Ophthalmic examination of the cat is different to other species, even dogs. Initially the cat is observed from a distance in order to assess the nature and severity of the ocular problem.
If appropriate, the cat should be allowed to move freely about the consulting room; this provides a very crude method of assessing vision.
For a detailed examination of the lens, vitreous and fundus, instillation of a mydriatic is essential. This is because, in comparison to the dog, the pupil of normal cats responds briskly and more completely to bright light and the pupil shape changes from round to a narrow vertical slit, resulting in a very limited field of view.

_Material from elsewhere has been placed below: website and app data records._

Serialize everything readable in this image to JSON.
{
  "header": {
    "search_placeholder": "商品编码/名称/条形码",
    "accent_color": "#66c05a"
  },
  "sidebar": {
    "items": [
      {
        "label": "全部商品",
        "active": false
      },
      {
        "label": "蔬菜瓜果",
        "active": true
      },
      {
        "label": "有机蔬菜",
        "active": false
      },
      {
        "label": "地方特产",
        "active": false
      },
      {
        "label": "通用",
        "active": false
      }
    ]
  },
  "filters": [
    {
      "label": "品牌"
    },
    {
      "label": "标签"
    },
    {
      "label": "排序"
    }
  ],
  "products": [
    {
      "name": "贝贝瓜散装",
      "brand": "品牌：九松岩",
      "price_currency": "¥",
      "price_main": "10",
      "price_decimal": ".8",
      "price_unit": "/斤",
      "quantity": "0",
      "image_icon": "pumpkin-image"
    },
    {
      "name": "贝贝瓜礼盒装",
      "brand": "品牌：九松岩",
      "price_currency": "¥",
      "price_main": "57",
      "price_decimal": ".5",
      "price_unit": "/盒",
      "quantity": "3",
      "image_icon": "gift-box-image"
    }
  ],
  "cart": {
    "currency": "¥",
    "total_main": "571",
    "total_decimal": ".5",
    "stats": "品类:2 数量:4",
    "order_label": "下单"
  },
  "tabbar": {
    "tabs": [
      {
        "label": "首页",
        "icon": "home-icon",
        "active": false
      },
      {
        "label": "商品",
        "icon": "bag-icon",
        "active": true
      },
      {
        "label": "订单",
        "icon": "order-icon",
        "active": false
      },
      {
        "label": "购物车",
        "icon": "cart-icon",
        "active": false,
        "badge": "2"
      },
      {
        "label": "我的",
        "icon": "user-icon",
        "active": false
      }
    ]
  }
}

Tropicamide 1% is the drug of choice.
A thorough examination of the eye includes examination of the eyelids, cornea (including fluorescein staining; schirmer tear test and tonometry), iris, lens, vitreous and fundus.
Examination of periorbital structures is used to check for any facial swellings associated with periorbital abscesses, fractures, or neoplasia. An examination of the mouth is conducted to examine for draining abscesses or protruding tumours.
- Neuro-ophthalmology examination
- Congenital eye diseases
- Diseases of the retina
- Diseases of the lens
- Diseases of the iris
- Diseases of the cornea
- Diseases of the eyelids
Common eye diseases
The owners noticed an increasing red mass behind the iris during the 4 months prior to the examination. The tumor originated from the ciliary body epithelium and extended posteriorly, detaching the retina.
Angioinvasive metastatic squamous cell carcinoma (13 year old DSH). This fundus photograph of that eye shows abnormal pigmentation and gray infiltrates beneath a retinal detachment, marked by the arrows. Tumor cells extended with luminal blood vessels deeply into the choroid and retina.
Chlamydophila spp infection in an 8 mth old DSH
Persistent pupillary membrane (4 month old Himalayan)
Hypertrophic glands nictitans (6 year old Burmese)
Primary glaucoma (7 y.o DSH). The IOP in the right eye was 26 mm Hg and the left was 23 mm Hg. Both pupils had a sluggish PLR. This photograph is a lateral view of the left eye showing an anterior displaced iris and lens. The normally deep anterior chamber is extremely shallow and exists between the two arrows.
Lens resorption in a 4.5 y.o. DSH. This cat was first examined at 12 weeks of age. At that time, the kitten was blind from bilateral mature cataracts. With the passage of time, the lenses have reduced in diameter. With the pupil dilated, the normal tapetal reflex can be seen 360°. The ciliary processes are present (arrows) attached directly to the wrinkled lens capsule. When dilated, the cat had functional vision.
Meibomian gland inflammation. This close-up photograph is representative of all four-lid margins. The black discharge adheres tightly to the periocular area. Caseous plugs (arrow) are present at each meibomian gland opening. The conjunctival was chemotic and hyperemic. All cultures were negative.
Optic neuritis in a 10 y.o. DSH. This cat was presented with a unilateral anterior uveitis with focal swelling of the iris. The photograph of the same eye shows a loss of detail of the optic disc due to severe cellular infiltrates (black arrows). The entire retina, especially around the optic disc, is edematous and detached. Intraretinal hemorrhage is also present. Feline leukemia virus was positive on serology. Histopathology on the globe demonstrated lymphosarcoma of the choroid, ciliary body and iris.
Retinitis secondary to hypertension. This cat was presented due to hyphaema in the opposite eye. This photograph is typical of early hypertensive retinopathy. Multiple areas of retinal edema are present. A large bullous detachment is present superior (arrow). The systolic blood pressure was 260 mm Hg.
Scleral shelf melanoma in a 11.5 y.o. DLH
Ocular manifestations of systemic disease
|Causes||Prevalence||Blepharitis||Conjunctivitis||Keratitis||Ant Uveitis||Lens||Chorioretinitis||Central blindness|
|Nervous system diseases|